Sitting on her couch, a cup “Destroy the Patriarchy” by hand, Lori Lamprich recounts her abortion 15 years ago: Back then, the procedure wasn’t as difficult as it is now in her native Missouri, a conservative state in the American Midwest. This prompted the 39-year-old American to join the Midwest Access Coalition (MAC) in 2020, an association that helps women perform voluntary termination of pregnancy (IVG).
“I want to do anything I can do to make the process easier”, she shouted to AFP. At home in St. Louis, Missouri, on the Mississippi’s natural border with the neighboring state of Illinois, having an abortion was challenging. It is now illegal.
Planned Parenthood, the last clinic to perform abortions, was forced to suspend operations on June 23, when this Republican state became the first in the United States to ban abortion after the shocking decision an hour earlier by the Washington Supreme Court that overturned the historic decision.” Roe vs. Wade,” which has guaranteed the federal right to abortion nationwide since 1973.
The federated US states will now be able to authorize or prohibit it. According to the Guttmacher Institute, 26 abortions should end abortion, and a dozen have already tied the knot.
“A completely different world”
From Saint-Louis, population of 300,000, Lori Lamprich only needs to drive over the bridge over the Mississippi and a sign says “Welcome to Illinois”. Abortion is still legal there. “In 20 minutes you step into a completely different world”the volunteer complains.
Several times a month, Lori Lamprich helps women travel to Illinois. And there will be more and more demand for it. “There will be more and more people. All the people who went to Planned Parenthood in St. Louis will have to be taken to Illinois”she explains.
She takes them to the Hope Clinic for Women care center in Granite City. At the entrance, volunteers escort the patients hidden behind rainbow-colored umbrellas.
John, an anti-abortion activist, holds up a sign with a picture of a bloody fetus. “Give yourself the chance to love your child and hold him in your arms”, he calls to the women. A little further on, a dozen faithful Catholics are praying.
For their priest, who wishes to remain anonymous, the Supreme Court ruling does not end his battle. “It’s not really a big win. Abortion is always possible, just take your car”he breathes.
The telephone continues to ring at the Hoopkliniek. “We are still taking appointments”assures a receptionist to a patient on the phone. “You’ve got a long way to go, honey?” another asks: “Five o’clock ?”
Illinois, a state rooted in the Democratic camp, is surrounded by Republican states that have or will soon ban abortion.
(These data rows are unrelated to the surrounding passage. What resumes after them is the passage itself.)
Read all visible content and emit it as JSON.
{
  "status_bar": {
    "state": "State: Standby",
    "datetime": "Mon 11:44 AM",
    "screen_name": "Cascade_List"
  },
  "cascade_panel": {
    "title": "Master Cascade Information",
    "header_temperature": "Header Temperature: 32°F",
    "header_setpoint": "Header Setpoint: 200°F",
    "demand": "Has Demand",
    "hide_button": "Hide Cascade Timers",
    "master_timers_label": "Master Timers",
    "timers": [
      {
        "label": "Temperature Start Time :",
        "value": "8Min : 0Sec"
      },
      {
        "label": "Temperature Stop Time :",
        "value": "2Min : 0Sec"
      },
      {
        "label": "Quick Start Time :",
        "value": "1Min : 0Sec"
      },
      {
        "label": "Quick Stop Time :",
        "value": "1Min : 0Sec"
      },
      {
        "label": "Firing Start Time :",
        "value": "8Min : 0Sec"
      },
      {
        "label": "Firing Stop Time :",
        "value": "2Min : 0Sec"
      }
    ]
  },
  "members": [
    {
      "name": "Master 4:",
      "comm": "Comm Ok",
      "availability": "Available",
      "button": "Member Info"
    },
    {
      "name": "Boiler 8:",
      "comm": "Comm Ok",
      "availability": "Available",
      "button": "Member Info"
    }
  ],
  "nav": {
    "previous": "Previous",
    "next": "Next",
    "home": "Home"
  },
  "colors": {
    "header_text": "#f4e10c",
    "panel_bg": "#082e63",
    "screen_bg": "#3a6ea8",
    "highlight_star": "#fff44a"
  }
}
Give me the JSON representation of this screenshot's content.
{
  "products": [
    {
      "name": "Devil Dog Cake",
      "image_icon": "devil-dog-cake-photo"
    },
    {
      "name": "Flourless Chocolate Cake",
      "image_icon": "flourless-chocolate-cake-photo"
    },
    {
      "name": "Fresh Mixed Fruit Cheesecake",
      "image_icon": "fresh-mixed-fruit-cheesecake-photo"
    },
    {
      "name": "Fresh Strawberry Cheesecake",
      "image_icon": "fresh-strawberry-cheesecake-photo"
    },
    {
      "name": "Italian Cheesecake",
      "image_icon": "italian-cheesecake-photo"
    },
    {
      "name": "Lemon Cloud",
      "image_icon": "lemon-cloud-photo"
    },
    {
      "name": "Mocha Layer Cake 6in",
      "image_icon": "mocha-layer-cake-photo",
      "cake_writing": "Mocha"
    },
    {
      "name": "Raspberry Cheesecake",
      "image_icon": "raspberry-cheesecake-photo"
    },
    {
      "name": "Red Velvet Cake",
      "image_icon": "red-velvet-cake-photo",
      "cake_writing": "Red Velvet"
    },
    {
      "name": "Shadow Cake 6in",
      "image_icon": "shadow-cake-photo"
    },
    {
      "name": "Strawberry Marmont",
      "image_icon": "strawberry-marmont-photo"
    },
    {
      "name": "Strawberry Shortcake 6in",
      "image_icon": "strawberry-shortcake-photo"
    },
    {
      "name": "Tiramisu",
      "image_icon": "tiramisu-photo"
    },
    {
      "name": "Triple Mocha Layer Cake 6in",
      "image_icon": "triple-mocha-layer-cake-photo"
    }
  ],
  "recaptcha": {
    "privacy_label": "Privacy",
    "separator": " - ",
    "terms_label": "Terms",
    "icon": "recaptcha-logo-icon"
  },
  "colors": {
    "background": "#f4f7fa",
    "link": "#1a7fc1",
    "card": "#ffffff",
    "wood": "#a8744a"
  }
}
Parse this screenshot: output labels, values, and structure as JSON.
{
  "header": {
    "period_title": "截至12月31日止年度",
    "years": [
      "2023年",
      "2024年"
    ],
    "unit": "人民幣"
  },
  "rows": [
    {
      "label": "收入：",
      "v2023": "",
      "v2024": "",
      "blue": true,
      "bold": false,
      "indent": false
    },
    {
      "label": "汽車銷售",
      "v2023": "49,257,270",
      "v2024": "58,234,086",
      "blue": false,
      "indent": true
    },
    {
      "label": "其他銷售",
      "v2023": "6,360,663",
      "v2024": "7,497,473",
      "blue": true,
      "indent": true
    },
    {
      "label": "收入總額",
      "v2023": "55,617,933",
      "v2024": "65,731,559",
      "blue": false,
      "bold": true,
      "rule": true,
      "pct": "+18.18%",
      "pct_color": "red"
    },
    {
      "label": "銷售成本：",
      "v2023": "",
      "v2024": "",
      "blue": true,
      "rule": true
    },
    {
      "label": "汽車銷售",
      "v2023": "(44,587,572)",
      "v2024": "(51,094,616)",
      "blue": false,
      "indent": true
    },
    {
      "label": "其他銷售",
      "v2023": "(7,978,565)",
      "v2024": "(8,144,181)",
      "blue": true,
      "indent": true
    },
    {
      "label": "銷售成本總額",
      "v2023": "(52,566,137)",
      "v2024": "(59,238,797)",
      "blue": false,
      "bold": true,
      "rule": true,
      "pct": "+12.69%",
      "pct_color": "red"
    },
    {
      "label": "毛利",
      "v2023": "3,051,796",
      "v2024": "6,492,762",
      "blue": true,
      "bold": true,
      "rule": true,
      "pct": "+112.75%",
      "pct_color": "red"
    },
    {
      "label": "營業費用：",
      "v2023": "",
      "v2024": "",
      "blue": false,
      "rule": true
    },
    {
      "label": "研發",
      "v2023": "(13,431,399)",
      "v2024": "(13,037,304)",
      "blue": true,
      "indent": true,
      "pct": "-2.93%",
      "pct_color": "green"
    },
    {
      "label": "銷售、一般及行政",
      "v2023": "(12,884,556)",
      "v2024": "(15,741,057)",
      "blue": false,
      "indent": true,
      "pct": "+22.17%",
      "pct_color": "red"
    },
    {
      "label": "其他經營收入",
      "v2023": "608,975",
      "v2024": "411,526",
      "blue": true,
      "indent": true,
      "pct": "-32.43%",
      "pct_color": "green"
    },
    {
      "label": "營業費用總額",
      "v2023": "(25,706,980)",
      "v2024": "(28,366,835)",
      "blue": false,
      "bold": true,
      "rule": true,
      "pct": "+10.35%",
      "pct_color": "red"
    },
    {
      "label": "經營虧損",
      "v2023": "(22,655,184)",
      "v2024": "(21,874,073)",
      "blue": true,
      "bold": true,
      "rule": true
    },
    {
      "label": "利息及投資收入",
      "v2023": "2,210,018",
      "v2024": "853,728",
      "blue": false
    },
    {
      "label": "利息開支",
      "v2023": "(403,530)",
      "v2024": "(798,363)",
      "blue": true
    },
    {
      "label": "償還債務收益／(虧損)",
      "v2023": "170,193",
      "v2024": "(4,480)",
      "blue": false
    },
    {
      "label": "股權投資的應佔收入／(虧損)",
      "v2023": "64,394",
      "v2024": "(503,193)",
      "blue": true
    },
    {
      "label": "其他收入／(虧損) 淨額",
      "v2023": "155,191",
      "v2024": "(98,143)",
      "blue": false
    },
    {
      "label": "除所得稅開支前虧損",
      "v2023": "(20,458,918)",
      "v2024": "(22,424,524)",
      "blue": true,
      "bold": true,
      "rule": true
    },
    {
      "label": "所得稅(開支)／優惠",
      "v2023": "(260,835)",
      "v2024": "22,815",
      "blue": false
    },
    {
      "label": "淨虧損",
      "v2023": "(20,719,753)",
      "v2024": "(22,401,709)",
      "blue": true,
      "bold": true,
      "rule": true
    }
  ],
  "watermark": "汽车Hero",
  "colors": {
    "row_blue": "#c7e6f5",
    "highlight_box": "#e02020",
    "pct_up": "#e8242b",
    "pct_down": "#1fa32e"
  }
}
It will therefore be the only state to offer abortions hundreds of miles around. In 2020, 20% of the 46,000 patients who had an abortion in Illinois were from another state. According to Planned Parenthood, 20,000 to 30,000 more women could attend each year.
Democratic Governor JB Pritzker condemned the “abject” decision of the Supreme Court’s “extremists” and vowed to make his state a “sanctuary” for abortion.
One of the leaders of the Hope Clinic, Julie Burkhart, estimates that abortions can double or triple: “People travel very far to access abortion care. We are an important resource for people from Southern states who are on the brink of losing their right to abortion completely.”
The clinic will have to rent and can only devote itself to abortions.
Influx of patients
Other institutions are preparing for an influx of patients. The Planned Parenthood of Saint-Louis had anticipated and opened a second clinic on the Illinois side in 2019.
In Tennessee, the Choices – Memphis Clinic opens a new facility three hours away in Carbondale, Illinois. This college town was chosen for its train station and strategic location—on the border of Missouri, Arkansas, Kentucky, and Tennessee.
But this will come at a cost to the most precarious of women. An abortion costs between $500 and $2,500. It will be necessary to provide transportation, hotel, work stoppage…
The MAC association, which is already helping these women, will have to find more money.
Experts also fear conservative states will prosecute those who help women have abortions elsewhere. “It scares me, but it doesn’t stop me”assures Lori Lamprich. “It’s too important to me”.